genetic basis of variation 4)competition. the bacteria that survived exposure to penicillin learned to avoid it 3)the bacteria that caused the new outbreaks were from populations that had never been exposed to.
What are the highlights of the chemistry and physical-chemical properties of the drug Exposure-Response Does genetic variation impact exposure and/or response?. 31 Extrinsic Factors. Genetic variability in responses to chemical exposure. [Cold Spring Harbor, N.Y.]: Cold Spring Harbor Laboratory, (OCoLC) Online version: Genetic variability in responses to chemical exposure.
[Cold Spring Harbor, N.Y.]: Cold Spring Harbor Laboratory, (OCoLC) Material Type: Conference publication: Document Type: Book. To date, studies on genetic variability in the tolerance of aquatic biota to chemicals have focused on exposure to. single chemicals. In the ﬁeld, metals occur as elemental mixtures, and thus it is essential to study whether the genetic.
consequences of exposure to such mixtures differs from response to single chemicals. Genetic variability is the cornerstone of wheat breeding. Variability can be sourced from hexaploid wheat or its near and distant relatives.
Traits can be introgressed into hexaploid wheat from these sources using conventional hybridization techniques. variability in exposure (AUC, Cmax, Cmin) in patients with the target disease and how much of the variability is explained by the identified covariates?.
28 Based upon what is known about E-R relationships in the target population and their variability, what dosage regimen adjustments are. The vision, raised by the sequencing of the human genome, of applying this information to more broadly understand the genetic basis of variability in drug responses is tantalizing, but faces.

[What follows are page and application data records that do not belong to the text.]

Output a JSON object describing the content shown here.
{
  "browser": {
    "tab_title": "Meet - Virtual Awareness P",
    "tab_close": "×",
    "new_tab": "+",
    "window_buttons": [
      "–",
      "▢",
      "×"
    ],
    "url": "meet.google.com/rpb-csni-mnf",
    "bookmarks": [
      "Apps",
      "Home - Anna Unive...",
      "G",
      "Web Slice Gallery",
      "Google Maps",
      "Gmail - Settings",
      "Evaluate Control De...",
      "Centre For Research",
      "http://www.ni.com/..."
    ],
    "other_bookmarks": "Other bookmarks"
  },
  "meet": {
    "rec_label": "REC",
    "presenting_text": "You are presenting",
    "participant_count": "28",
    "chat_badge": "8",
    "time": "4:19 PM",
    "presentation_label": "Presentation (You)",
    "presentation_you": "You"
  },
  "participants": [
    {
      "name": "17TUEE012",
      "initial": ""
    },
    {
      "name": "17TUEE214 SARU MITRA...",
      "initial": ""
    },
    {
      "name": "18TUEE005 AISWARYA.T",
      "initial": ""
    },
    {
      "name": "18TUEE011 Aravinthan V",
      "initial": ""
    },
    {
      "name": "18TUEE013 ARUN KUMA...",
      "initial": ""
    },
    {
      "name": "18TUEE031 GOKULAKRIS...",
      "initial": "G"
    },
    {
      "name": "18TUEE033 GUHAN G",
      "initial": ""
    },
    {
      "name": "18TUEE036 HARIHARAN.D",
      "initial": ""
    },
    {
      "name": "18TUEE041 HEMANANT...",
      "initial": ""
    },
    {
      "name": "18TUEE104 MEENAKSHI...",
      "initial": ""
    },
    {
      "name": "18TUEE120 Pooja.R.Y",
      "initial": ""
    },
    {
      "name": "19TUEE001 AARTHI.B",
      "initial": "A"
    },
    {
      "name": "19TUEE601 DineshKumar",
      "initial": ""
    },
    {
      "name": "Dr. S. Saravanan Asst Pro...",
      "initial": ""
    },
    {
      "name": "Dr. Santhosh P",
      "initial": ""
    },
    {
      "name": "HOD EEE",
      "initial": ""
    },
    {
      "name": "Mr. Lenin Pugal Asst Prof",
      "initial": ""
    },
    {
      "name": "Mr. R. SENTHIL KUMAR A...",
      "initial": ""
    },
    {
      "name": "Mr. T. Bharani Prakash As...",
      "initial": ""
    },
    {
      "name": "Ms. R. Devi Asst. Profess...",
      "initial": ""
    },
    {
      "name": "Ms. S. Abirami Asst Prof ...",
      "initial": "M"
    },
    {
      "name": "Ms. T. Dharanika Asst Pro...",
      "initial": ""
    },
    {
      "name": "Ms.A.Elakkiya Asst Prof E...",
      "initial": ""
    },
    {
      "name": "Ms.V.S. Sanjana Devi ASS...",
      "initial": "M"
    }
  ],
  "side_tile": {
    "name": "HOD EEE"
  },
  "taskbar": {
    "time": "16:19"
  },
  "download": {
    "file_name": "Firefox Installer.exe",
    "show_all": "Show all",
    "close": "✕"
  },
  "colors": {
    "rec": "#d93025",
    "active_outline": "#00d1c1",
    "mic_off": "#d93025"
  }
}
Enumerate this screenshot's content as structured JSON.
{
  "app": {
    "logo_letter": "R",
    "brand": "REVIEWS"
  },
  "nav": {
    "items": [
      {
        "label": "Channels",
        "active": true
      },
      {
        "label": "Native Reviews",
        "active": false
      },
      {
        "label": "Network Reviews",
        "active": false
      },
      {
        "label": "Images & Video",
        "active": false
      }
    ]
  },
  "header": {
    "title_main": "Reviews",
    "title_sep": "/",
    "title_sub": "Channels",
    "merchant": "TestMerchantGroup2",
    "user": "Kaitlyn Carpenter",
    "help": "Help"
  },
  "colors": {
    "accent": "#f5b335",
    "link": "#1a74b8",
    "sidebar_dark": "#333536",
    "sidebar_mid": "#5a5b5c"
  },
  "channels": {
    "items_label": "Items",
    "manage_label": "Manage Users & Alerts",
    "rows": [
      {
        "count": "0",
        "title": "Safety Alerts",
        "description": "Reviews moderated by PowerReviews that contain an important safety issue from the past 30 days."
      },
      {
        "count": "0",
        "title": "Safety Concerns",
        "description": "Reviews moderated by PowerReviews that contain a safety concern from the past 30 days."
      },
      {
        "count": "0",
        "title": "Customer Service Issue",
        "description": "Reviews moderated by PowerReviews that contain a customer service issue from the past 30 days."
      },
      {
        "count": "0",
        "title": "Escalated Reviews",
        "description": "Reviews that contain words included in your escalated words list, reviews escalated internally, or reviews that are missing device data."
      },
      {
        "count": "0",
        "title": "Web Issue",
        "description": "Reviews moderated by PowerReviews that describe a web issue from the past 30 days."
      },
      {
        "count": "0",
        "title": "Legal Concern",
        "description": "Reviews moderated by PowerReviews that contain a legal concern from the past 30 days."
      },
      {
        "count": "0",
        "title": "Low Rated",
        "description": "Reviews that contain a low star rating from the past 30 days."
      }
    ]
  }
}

And are there genetic factors that explain differential sensitivity?” The team from NC State and Oregon State analyzed high throughput screening data to find patterns of interindividual variability in response to chemical exposure: in other words, they looked for chemicals that elicited differing responses.
we believe that identifying genetic differences between races and ethnic groups, be they for random genetic markers, genes that lead to disease susceptibility or variation in drug response, is.
Individual variability in drug efficacy and drug safety is a major challenge in current clinical practice, drug development, and drug regulation. For more than 5 decades, studies of pharmacogenetics have provided ample examples of causal relations between genotypes and drug response to account for phenotypic variations of clinical importance in drug by: Performing genetic association studies on drug response can be especially challenging .
A key challenge is that the detection of a drug-response phenotype requires accurate identification of at least two “phenotypes”—the drug exposure and the outcome. In some cases, it requires resolving temporal sequences of more than two phenotypes.
Mutations. DNA polymerase occasionally makes uncorrected mistakes when copying a cell’s genetic information during DNA replication.
These mistakes are called spontaneous mutations, and they introduce changes into the genetic code. In addition, exposure of cells to mutagens (environmental agents, such as X-rays and certain chemicals that cause changes in DNA) can increase the number.
The authors review recent advances and current debates in epigenetics, including how epigenetic mechanisms interact with genetic variation, ageing, disease and the by: In contrast, adapting to novel contaminants such as synthetically produced chemicals with no precedent of occurrence in the environment may prove especially challenging, for example, if adaptive responses require novel genetic variation (Barrett and Schluter ).
Moreover, the occurrence of contaminants alongside numerous other human Cited by: